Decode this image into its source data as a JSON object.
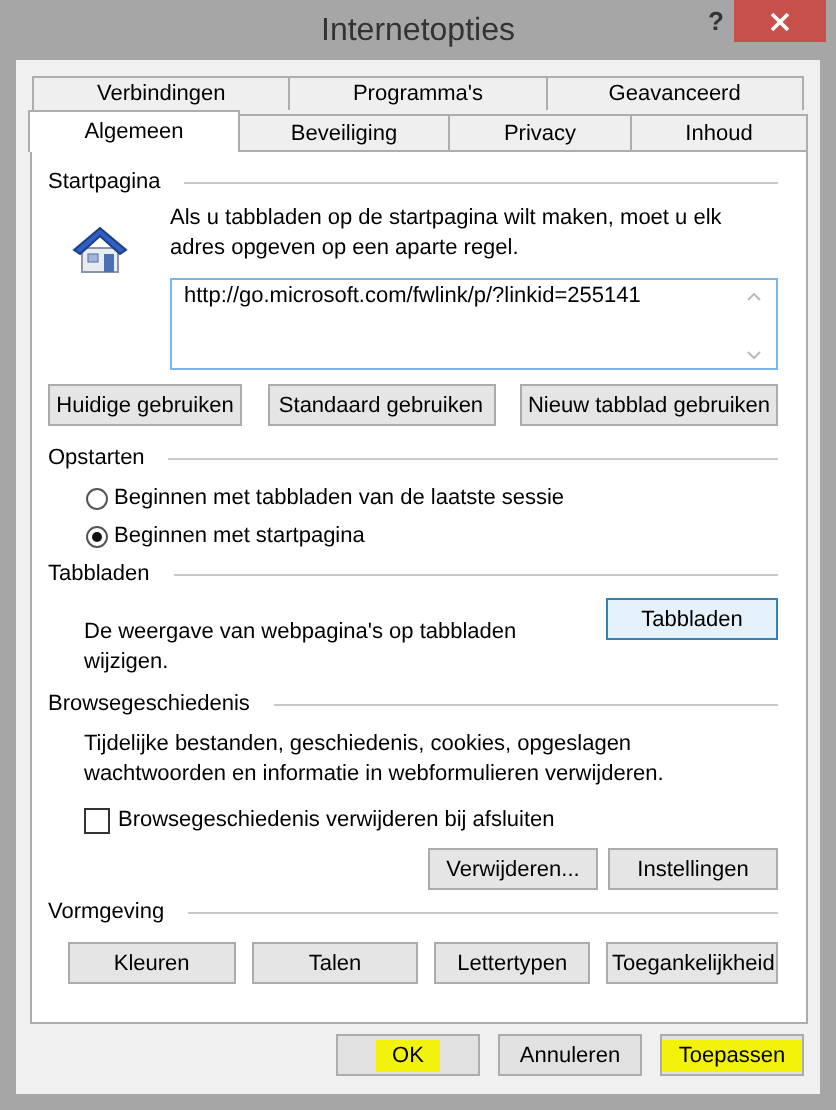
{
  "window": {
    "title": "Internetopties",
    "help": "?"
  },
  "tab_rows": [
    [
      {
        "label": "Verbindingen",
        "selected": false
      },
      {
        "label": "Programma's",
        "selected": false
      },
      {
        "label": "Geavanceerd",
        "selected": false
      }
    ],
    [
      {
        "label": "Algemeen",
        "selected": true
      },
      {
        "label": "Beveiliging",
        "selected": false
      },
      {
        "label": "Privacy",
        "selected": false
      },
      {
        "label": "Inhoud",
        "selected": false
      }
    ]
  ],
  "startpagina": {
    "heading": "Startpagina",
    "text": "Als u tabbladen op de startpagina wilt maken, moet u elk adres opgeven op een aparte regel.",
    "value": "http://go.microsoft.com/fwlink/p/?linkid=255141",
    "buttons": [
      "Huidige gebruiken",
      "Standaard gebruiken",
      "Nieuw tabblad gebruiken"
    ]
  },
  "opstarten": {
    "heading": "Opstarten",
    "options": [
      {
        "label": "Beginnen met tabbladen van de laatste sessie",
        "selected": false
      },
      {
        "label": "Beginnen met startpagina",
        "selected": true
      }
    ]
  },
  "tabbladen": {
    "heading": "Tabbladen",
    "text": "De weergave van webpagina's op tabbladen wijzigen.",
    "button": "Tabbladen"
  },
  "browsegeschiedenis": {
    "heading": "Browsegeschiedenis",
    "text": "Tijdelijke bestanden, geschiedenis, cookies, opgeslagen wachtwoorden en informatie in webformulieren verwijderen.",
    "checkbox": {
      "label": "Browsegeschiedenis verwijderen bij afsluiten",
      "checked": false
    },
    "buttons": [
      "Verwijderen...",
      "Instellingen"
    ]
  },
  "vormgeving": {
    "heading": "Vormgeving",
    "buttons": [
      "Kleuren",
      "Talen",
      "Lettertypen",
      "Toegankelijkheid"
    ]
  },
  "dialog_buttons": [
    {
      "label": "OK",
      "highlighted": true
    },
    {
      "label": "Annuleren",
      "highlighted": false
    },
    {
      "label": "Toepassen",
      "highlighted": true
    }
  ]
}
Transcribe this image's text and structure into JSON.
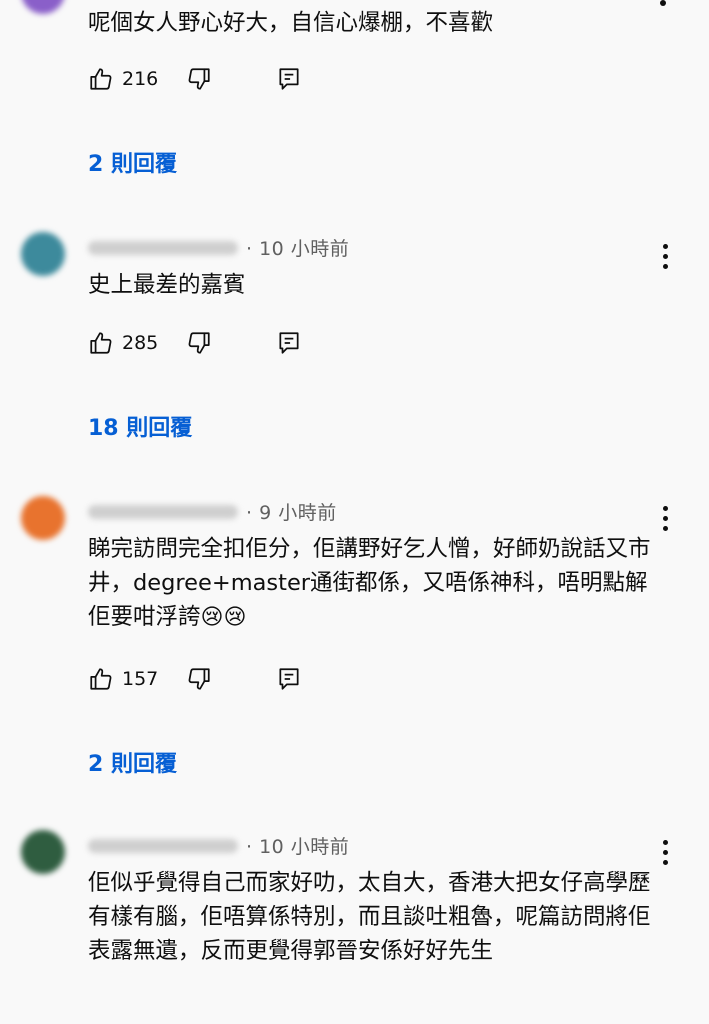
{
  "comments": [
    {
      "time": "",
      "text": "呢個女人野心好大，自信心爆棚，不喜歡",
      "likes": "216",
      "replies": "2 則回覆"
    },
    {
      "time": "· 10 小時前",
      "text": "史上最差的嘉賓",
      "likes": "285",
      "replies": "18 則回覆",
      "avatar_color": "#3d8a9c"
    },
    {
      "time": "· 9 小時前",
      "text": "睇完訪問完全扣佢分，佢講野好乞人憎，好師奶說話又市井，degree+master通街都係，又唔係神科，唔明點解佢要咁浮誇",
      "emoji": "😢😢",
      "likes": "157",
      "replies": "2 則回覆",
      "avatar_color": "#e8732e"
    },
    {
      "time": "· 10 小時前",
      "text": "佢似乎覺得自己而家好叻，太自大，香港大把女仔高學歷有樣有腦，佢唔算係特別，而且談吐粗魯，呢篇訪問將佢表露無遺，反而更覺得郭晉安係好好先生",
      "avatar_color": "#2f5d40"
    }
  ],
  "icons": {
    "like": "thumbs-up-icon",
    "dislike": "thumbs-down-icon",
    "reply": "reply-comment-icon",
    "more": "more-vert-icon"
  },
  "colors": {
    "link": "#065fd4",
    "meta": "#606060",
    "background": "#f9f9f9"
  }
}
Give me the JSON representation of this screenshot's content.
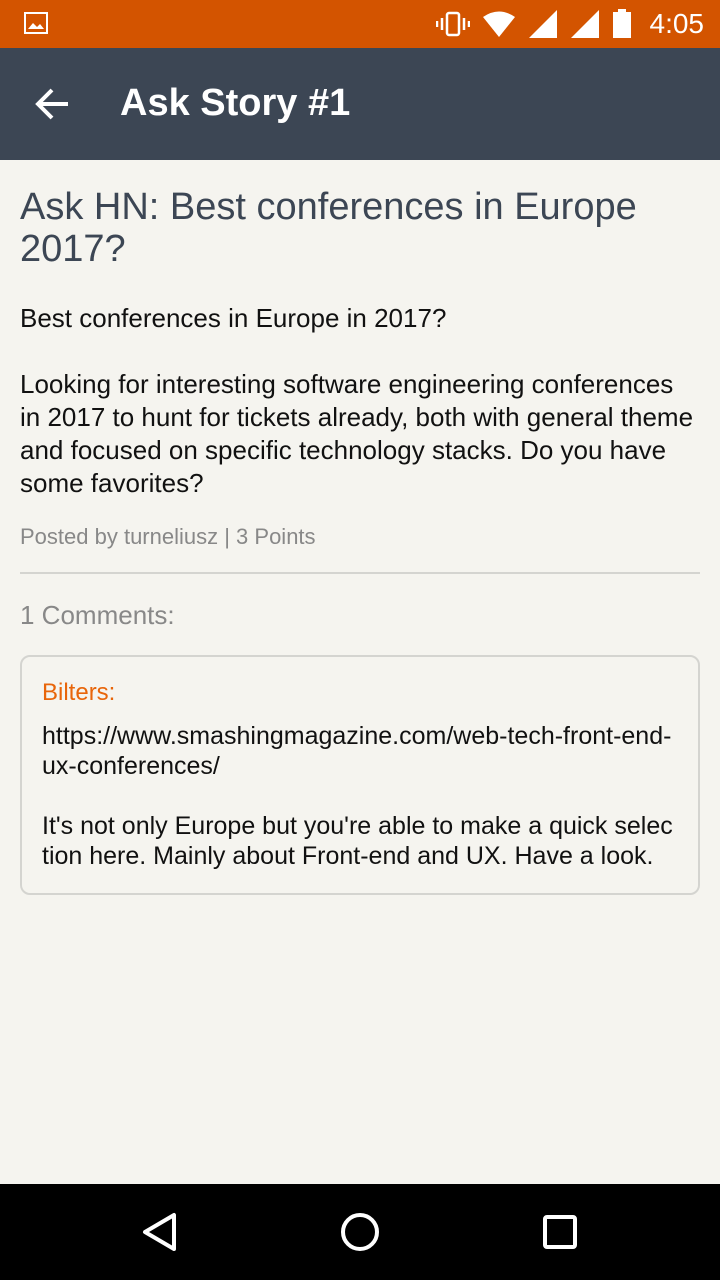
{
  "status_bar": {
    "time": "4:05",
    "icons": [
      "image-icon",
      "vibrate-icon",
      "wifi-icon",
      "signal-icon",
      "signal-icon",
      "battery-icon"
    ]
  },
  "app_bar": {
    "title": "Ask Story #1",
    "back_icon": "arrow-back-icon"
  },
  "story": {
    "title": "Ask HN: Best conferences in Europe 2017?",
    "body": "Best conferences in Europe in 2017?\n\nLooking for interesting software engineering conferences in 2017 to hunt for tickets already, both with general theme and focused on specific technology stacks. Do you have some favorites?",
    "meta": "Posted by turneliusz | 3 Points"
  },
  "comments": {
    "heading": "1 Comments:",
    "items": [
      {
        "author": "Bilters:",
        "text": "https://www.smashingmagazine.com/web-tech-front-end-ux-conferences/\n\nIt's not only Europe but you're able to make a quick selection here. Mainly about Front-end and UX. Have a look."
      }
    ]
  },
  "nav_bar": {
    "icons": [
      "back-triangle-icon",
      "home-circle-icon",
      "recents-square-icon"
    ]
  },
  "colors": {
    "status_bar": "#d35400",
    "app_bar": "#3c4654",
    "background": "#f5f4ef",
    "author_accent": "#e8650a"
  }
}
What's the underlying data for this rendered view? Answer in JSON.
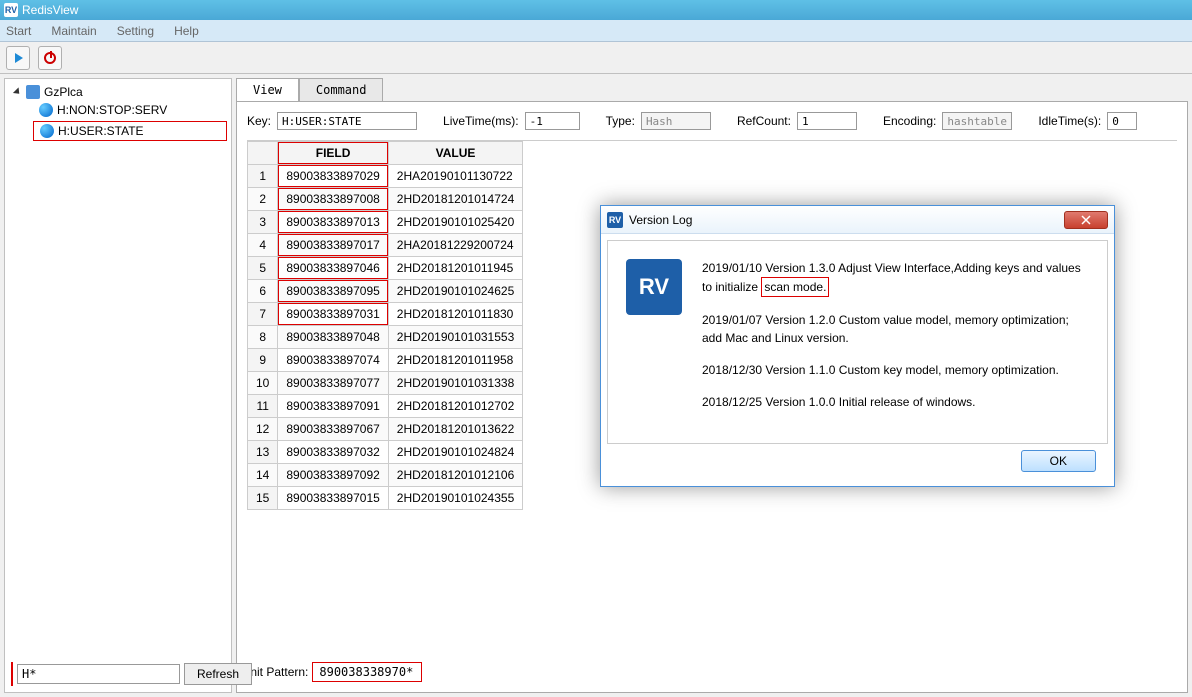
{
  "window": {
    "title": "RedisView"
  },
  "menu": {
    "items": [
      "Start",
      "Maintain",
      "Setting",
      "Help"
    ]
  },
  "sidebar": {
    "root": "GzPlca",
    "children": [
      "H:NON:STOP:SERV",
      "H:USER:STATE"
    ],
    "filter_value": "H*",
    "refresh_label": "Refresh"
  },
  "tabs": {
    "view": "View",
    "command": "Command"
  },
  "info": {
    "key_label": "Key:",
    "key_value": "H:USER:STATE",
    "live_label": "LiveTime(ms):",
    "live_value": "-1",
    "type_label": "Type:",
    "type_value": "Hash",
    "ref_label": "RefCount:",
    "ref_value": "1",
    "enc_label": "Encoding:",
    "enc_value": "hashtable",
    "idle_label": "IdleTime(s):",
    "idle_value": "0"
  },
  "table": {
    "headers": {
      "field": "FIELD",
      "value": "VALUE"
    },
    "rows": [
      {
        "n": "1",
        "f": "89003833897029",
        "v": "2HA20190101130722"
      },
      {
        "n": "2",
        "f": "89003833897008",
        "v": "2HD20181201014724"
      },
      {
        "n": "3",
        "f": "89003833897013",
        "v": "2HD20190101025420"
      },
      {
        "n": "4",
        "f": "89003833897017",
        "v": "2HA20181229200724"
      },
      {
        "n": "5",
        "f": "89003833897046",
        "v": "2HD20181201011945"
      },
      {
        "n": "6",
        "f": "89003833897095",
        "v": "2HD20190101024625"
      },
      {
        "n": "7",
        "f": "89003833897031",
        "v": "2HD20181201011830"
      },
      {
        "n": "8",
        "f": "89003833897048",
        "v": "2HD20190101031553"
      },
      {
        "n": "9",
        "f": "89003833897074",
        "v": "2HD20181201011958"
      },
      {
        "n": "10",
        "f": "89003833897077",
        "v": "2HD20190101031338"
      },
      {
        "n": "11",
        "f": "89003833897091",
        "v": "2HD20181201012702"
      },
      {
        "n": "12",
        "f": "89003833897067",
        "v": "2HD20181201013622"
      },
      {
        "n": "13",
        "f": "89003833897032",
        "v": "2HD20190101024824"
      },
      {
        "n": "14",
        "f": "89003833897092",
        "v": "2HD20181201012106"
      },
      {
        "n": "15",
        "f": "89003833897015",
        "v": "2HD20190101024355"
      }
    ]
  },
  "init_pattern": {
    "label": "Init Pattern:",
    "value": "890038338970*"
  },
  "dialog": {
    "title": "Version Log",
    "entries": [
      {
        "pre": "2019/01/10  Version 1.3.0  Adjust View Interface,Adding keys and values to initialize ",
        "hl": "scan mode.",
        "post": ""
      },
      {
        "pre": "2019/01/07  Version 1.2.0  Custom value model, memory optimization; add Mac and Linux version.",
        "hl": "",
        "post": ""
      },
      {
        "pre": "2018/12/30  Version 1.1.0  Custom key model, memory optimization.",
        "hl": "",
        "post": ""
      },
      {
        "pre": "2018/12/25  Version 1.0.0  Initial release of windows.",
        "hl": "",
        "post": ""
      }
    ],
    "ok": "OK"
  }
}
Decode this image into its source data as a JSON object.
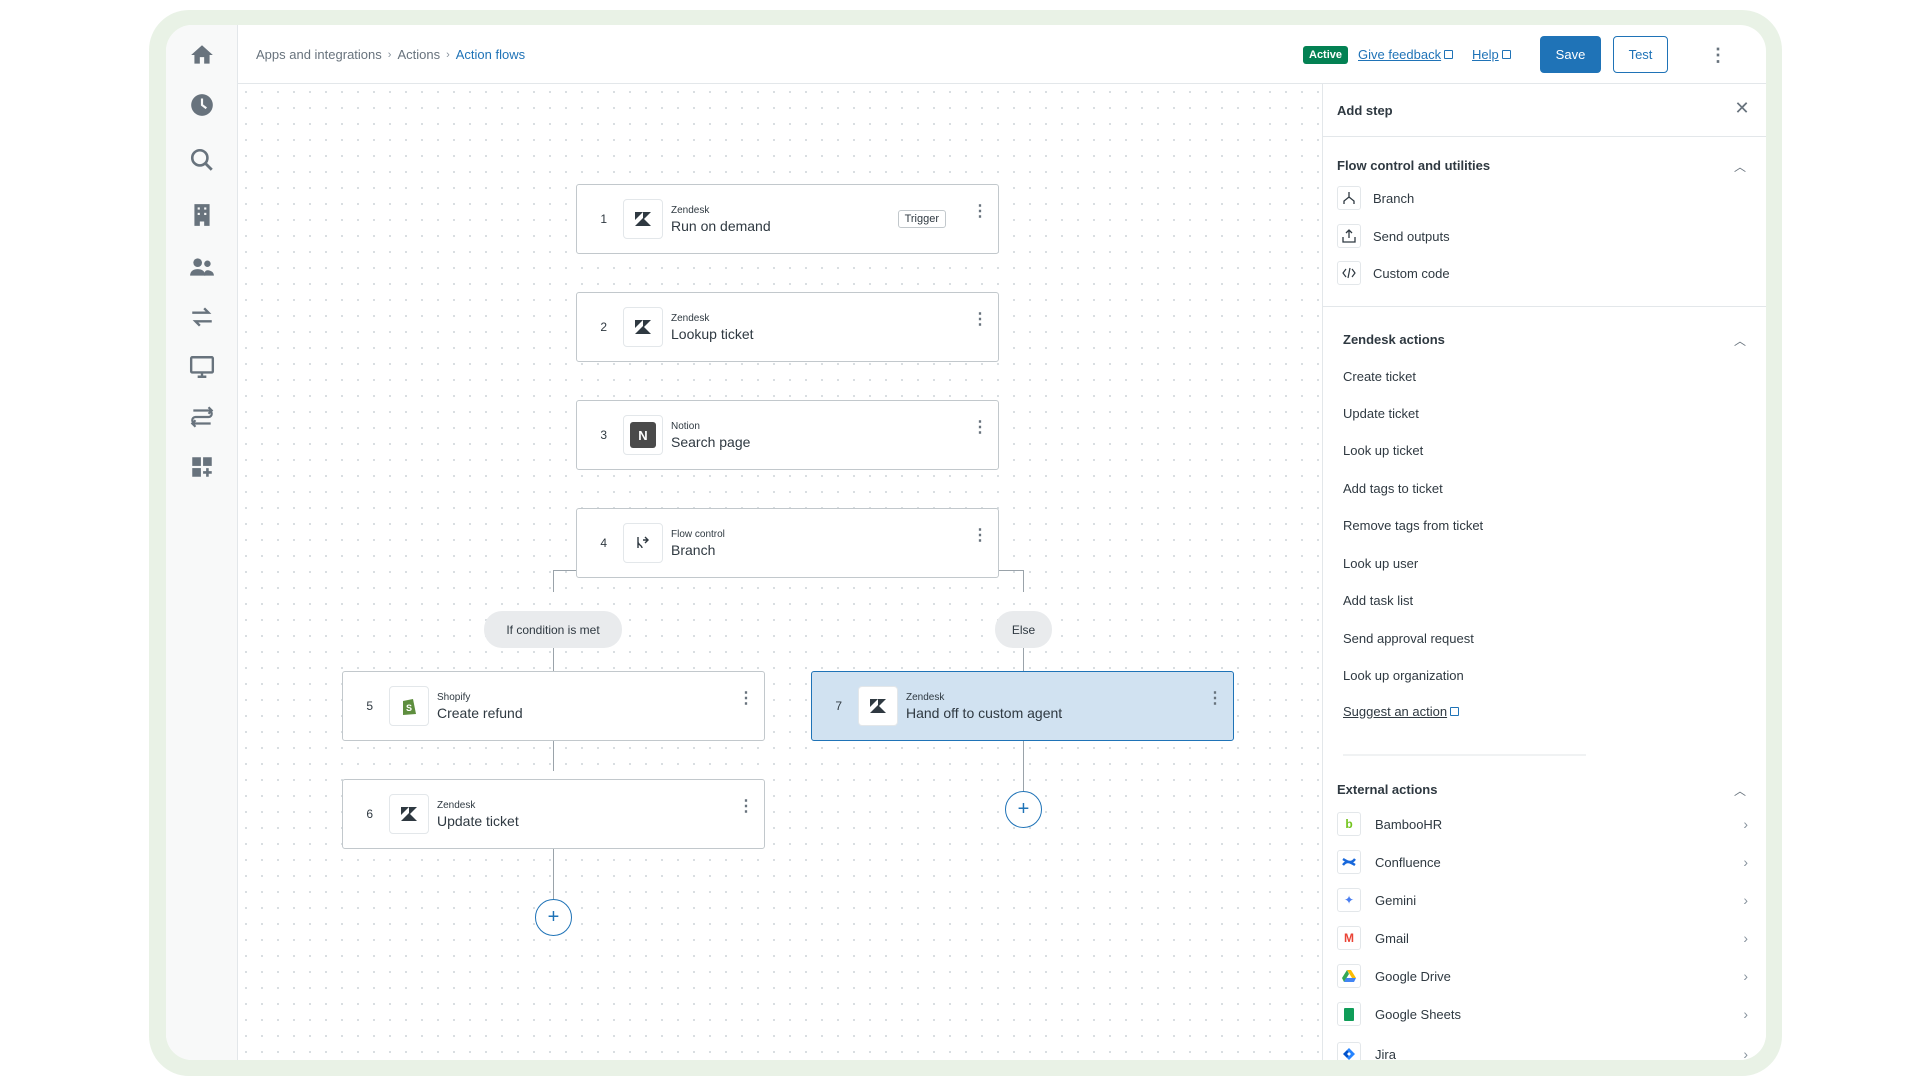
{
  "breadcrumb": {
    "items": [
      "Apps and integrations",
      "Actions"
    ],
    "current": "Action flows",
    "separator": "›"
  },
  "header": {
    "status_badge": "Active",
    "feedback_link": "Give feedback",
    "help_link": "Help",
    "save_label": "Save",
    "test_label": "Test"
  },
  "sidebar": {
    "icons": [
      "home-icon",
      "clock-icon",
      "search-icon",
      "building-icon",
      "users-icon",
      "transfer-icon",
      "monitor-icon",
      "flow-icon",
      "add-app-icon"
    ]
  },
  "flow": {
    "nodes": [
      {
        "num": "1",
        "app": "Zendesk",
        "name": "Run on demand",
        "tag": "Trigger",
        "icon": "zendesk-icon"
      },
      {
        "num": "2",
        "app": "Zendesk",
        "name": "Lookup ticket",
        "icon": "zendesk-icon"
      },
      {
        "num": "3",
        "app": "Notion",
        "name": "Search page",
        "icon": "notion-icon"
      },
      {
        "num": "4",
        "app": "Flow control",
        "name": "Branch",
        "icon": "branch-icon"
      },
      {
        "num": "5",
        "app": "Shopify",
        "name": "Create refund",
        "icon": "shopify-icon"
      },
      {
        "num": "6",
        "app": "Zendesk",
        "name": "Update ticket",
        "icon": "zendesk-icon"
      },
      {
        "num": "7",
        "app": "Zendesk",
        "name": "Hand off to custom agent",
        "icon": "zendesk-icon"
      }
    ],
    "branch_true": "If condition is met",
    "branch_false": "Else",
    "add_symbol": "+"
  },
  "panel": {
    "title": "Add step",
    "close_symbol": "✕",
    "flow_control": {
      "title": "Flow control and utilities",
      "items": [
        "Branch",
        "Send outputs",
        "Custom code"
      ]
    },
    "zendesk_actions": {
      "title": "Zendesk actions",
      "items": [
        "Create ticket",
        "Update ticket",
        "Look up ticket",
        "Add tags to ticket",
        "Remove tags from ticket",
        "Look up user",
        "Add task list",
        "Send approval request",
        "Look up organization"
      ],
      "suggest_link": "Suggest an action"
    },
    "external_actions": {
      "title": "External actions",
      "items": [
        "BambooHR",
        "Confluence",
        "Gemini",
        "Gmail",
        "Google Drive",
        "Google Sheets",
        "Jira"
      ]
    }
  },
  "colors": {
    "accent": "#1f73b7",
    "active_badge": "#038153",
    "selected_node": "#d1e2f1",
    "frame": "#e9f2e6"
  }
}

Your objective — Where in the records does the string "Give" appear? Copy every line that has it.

Your response —
Give me the JSON representation of this screenshot's content.
    "feedback_link": "Give feedback",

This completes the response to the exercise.